[Dataset excerpts]
▼▼▼
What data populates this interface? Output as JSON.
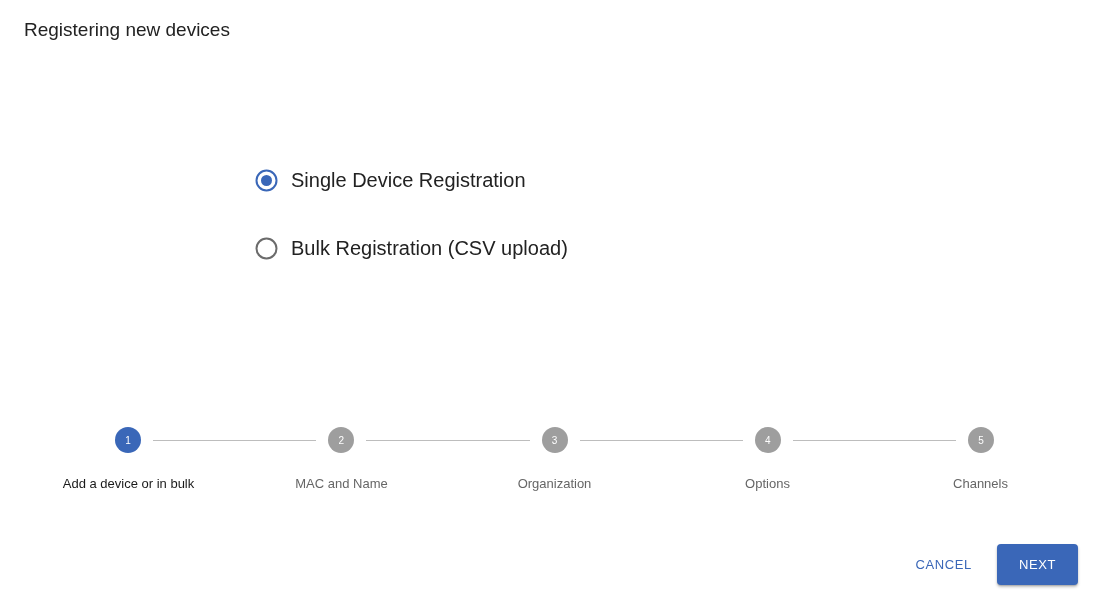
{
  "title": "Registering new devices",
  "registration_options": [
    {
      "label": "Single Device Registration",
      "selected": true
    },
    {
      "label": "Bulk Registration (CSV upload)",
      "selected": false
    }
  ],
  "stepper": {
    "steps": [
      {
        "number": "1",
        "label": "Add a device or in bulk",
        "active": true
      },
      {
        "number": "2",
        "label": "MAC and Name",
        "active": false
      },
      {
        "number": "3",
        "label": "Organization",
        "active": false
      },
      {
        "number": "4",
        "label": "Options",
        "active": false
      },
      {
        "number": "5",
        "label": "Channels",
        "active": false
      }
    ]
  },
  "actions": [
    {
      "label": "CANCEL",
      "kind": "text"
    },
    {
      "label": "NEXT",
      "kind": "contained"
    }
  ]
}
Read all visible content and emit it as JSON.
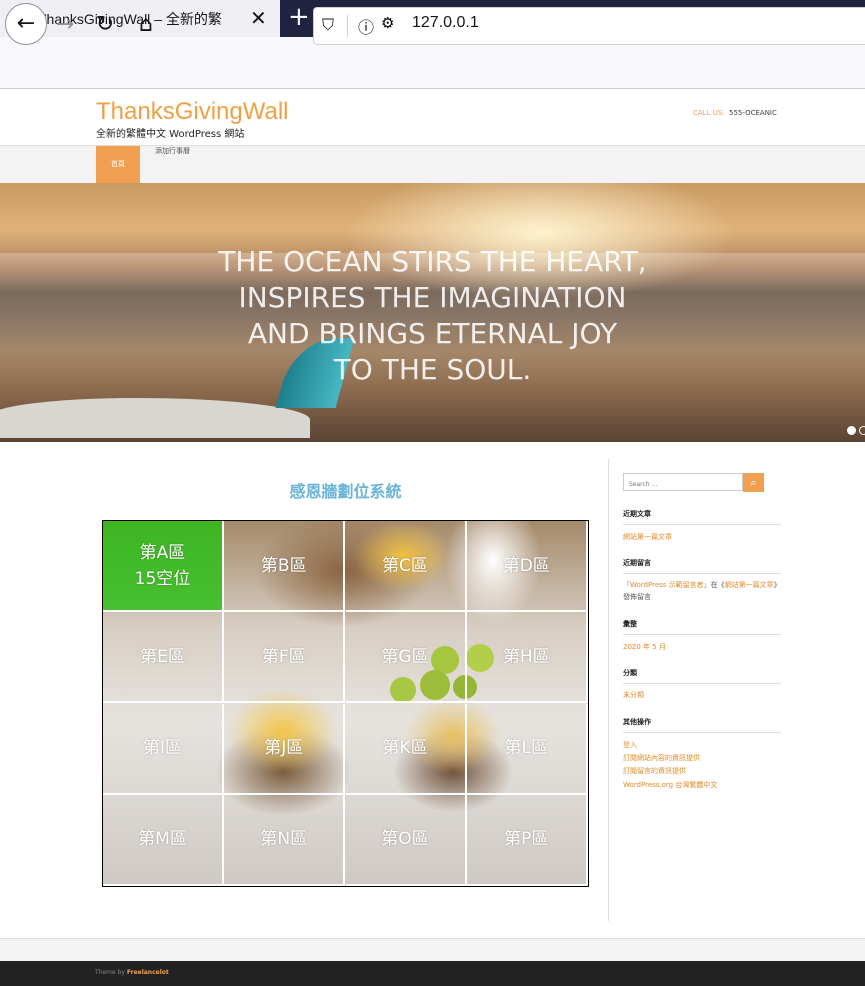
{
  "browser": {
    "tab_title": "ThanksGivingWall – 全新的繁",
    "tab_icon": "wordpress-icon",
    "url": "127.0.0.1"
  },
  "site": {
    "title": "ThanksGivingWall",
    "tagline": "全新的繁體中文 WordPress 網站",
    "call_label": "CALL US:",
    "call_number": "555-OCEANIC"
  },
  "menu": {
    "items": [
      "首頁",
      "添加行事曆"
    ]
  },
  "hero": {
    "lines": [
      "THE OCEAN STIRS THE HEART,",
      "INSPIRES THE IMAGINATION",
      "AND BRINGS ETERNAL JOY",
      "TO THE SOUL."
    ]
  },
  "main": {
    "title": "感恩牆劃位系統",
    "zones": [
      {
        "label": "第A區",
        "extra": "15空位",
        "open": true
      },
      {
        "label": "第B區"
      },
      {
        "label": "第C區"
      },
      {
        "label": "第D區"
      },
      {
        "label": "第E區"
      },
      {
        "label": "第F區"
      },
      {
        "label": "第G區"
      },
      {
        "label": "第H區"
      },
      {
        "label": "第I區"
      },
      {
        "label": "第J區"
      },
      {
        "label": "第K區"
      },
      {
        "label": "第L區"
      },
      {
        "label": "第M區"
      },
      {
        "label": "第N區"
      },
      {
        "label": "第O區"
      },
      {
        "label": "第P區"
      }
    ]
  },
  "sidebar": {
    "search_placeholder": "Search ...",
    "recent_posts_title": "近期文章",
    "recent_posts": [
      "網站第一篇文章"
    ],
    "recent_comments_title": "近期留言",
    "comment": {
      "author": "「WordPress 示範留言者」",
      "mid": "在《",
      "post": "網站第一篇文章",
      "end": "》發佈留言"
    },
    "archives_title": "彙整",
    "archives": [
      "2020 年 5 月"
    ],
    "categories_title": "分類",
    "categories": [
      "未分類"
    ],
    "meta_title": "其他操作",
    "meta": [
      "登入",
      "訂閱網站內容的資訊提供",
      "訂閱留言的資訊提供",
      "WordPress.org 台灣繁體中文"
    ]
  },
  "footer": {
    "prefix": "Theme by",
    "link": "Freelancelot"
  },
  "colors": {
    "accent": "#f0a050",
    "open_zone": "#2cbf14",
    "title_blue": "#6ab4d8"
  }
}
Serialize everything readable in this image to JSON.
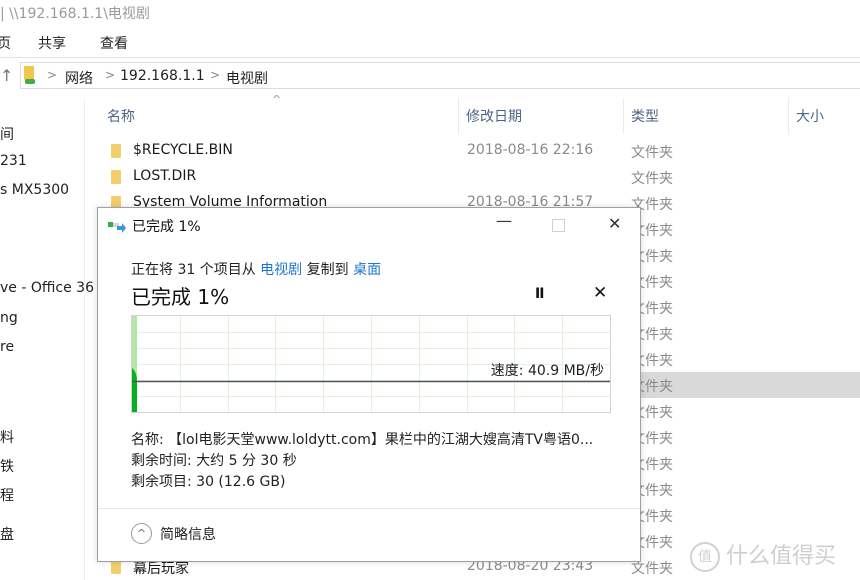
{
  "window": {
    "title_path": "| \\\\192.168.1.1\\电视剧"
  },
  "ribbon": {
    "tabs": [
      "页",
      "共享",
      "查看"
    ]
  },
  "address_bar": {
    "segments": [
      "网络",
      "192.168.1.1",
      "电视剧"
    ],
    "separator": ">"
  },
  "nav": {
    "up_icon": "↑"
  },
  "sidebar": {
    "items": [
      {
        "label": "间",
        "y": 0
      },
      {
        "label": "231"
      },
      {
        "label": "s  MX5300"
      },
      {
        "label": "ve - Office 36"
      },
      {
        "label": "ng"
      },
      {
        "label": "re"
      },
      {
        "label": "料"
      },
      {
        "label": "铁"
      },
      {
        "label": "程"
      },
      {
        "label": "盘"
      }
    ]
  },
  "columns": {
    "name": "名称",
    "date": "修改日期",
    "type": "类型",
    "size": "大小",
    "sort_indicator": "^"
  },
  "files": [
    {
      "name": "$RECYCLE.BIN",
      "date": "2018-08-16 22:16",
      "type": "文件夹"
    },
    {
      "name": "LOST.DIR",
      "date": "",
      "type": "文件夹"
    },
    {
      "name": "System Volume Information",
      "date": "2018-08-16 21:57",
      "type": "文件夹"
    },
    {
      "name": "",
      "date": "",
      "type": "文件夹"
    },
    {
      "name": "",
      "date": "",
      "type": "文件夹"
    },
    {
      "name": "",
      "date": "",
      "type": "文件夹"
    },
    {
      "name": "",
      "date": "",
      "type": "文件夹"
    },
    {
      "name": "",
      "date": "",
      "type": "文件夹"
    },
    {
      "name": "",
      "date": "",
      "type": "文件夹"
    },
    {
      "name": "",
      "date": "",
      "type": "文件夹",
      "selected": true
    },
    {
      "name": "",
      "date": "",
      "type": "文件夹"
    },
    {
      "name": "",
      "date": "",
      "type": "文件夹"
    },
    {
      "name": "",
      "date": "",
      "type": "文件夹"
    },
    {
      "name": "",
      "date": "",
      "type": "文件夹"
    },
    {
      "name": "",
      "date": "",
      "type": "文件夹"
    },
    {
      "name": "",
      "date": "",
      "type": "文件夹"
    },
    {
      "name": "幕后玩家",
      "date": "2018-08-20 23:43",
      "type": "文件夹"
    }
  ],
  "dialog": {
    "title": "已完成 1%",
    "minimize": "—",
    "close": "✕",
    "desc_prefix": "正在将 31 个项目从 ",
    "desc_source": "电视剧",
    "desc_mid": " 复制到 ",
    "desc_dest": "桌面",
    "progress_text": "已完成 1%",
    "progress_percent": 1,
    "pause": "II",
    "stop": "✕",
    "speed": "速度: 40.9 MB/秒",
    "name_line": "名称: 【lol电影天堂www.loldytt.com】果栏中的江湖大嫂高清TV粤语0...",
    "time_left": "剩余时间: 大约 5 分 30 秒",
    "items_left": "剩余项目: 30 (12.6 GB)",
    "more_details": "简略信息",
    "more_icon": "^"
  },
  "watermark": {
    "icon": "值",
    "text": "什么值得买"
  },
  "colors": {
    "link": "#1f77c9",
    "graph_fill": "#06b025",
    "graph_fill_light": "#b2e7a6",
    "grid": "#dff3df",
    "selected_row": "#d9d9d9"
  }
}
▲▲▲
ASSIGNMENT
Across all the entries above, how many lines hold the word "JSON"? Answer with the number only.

COMPLETED TASK
3